**Directions:**
Leave the images out and write out each entry exactly as shown.

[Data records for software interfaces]
Segment Open

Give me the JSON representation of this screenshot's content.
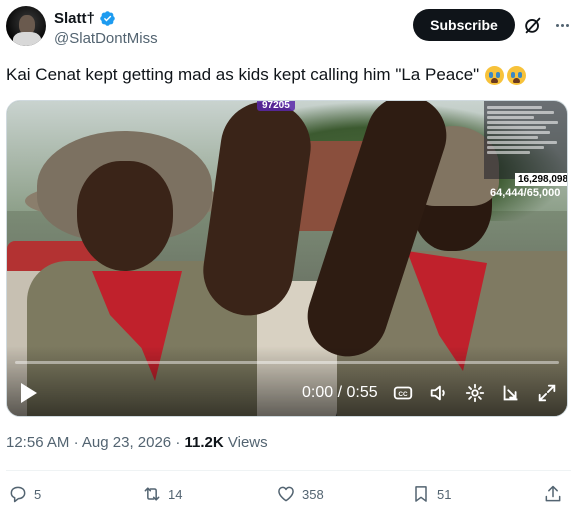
{
  "author": {
    "display_name": "Slatt†",
    "handle": "@SlatDontMiss",
    "avatar_icon": "avatar"
  },
  "header": {
    "subscribe_label": "Subscribe",
    "grok_icon": "grok-icon",
    "more_icon": "more-icon"
  },
  "tweet": {
    "text": "Kai Cenat kept getting mad as kids kept calling him \"La Peace\"",
    "emojis": [
      "loudly-crying-face",
      "loudly-crying-face"
    ]
  },
  "video": {
    "stream_viewer_badge": "97205",
    "subs_counter_top": "16,298,098",
    "subs_counter_bottom": "64,444/65,000",
    "time_display": "0:00 / 0:55",
    "progress": 0
  },
  "meta": {
    "time": "12:56 AM",
    "date": "Aug 23, 2026",
    "views_count": "11.2K",
    "views_label": "Views"
  },
  "actions": {
    "replies": "5",
    "reposts": "14",
    "likes": "358",
    "bookmarks": "51"
  },
  "colors": {
    "accent": "#1d9bf0",
    "text_primary": "#0f1419",
    "text_secondary": "#536471",
    "bandana_red": "#c0212c"
  }
}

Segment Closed

**Answer space:**
Give me the JSON representation of this screenshot's content.
{
  "author": {
    "display_name": "Slatt†",
    "handle": "@SlatDontMiss",
    "avatar_icon": "avatar"
  },
  "header": {
    "subscribe_label": "Subscribe",
    "grok_icon": "grok-icon",
    "more_icon": "more-icon"
  },
  "tweet": {
    "text": "Kai Cenat kept getting mad as kids kept calling him \"La Peace\"",
    "emojis": [
      "loudly-crying-face",
      "loudly-crying-face"
    ]
  },
  "video": {
    "stream_viewer_badge": "97205",
    "subs_counter_top": "16,298,098",
    "subs_counter_bottom": "64,444/65,000",
    "time_display": "0:00 / 0:55",
    "progress": 0
  },
  "meta": {
    "time": "12:56 AM",
    "date": "Aug 23, 2026",
    "views_count": "11.2K",
    "views_label": "Views"
  },
  "actions": {
    "replies": "5",
    "reposts": "14",
    "likes": "358",
    "bookmarks": "51"
  },
  "colors": {
    "accent": "#1d9bf0",
    "text_primary": "#0f1419",
    "text_secondary": "#536471",
    "bandana_red": "#c0212c"
  }
}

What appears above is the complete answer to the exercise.